And to those who endorse the ignorant attitude that other religions are better, remember the massacre at Srebrenica; how the Catholics and Protestants fought and killed each other; and how Christians murder Muslims in Africa; so-called Christian hatred targeting homosexuals; the countless UN Resolutions on Israel's breaches of international human rights legislation concerning Palestine... but you don't read about people vilifying their religion - and rightfully so. So why the double standards? 

No, This is a simple case of fascism directed towards one religion. People have and will continue to hijack various scriptures to wield their own agendas. Just because the older generations relied on the Bible to hold that people of African heritage were inferior, and systematically conducted violent assaults against them; and some members of Congress opposed Lincoln's push for the abolition of slavery does not mean all white people or Christians are racist; it does not mean that Christianity is a racist religion. It clearly demonstrates that some of the so-called followers of Christianity are ethically decayed.

Given this is a 'human rights' blog, the relevance here is the protected human right to freedom of conscience and the right to religion without fear of persecution thereof.
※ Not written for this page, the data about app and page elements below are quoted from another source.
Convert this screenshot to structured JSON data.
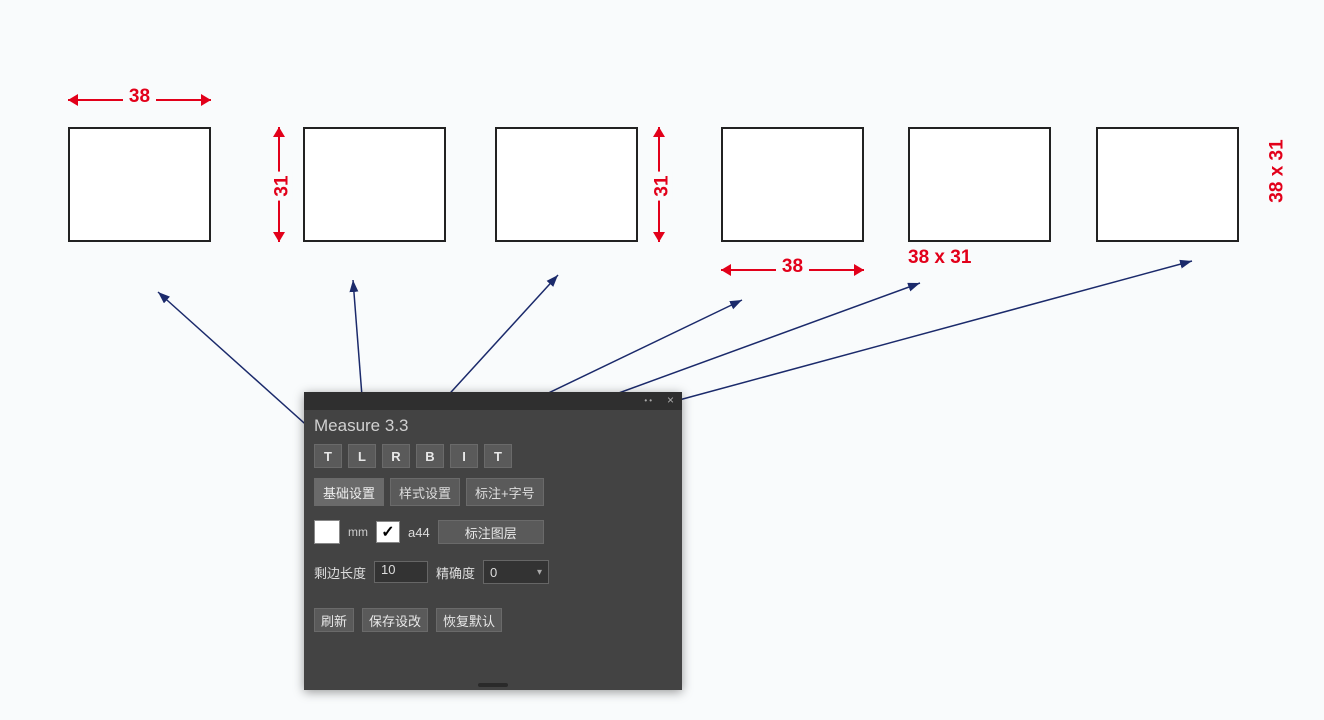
{
  "dims": {
    "top_width": "38",
    "left2_height": "31",
    "right3_height": "31",
    "bottom4_width": "38",
    "label5": "38 x 31",
    "label6": "38 x 31"
  },
  "panel": {
    "title": "Measure 3.3",
    "buttons": {
      "b1": "T",
      "b2": "L",
      "b3": "R",
      "b4": "B",
      "b5": "I",
      "b6": "T"
    },
    "tabs": {
      "t1": "基础设置",
      "t2": "样式设置",
      "t3": "标注+字号"
    },
    "unit": "mm",
    "pt_label": "a44",
    "layer_btn": "标注图层",
    "offset_label": "剩边长度",
    "offset_value": "10",
    "precision_label": "精确度",
    "precision_value": "0",
    "btn_refresh": "刷新",
    "btn_save": "保存设改",
    "btn_reset": "恢复默认"
  }
}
The problem is ignorance, and nothing more. Educate, read facts, not sensationalist posts. I can't blame you for thinking Islam is what it is thanks to misguided thugs and criminal organizations; but I can blame you for falling for unfounded sensationalist propaganda, without conducting a few minutes of reading from authentic sources, instead of emotive pictures and one-liners found on networking groups; or the tabloids come to that matter.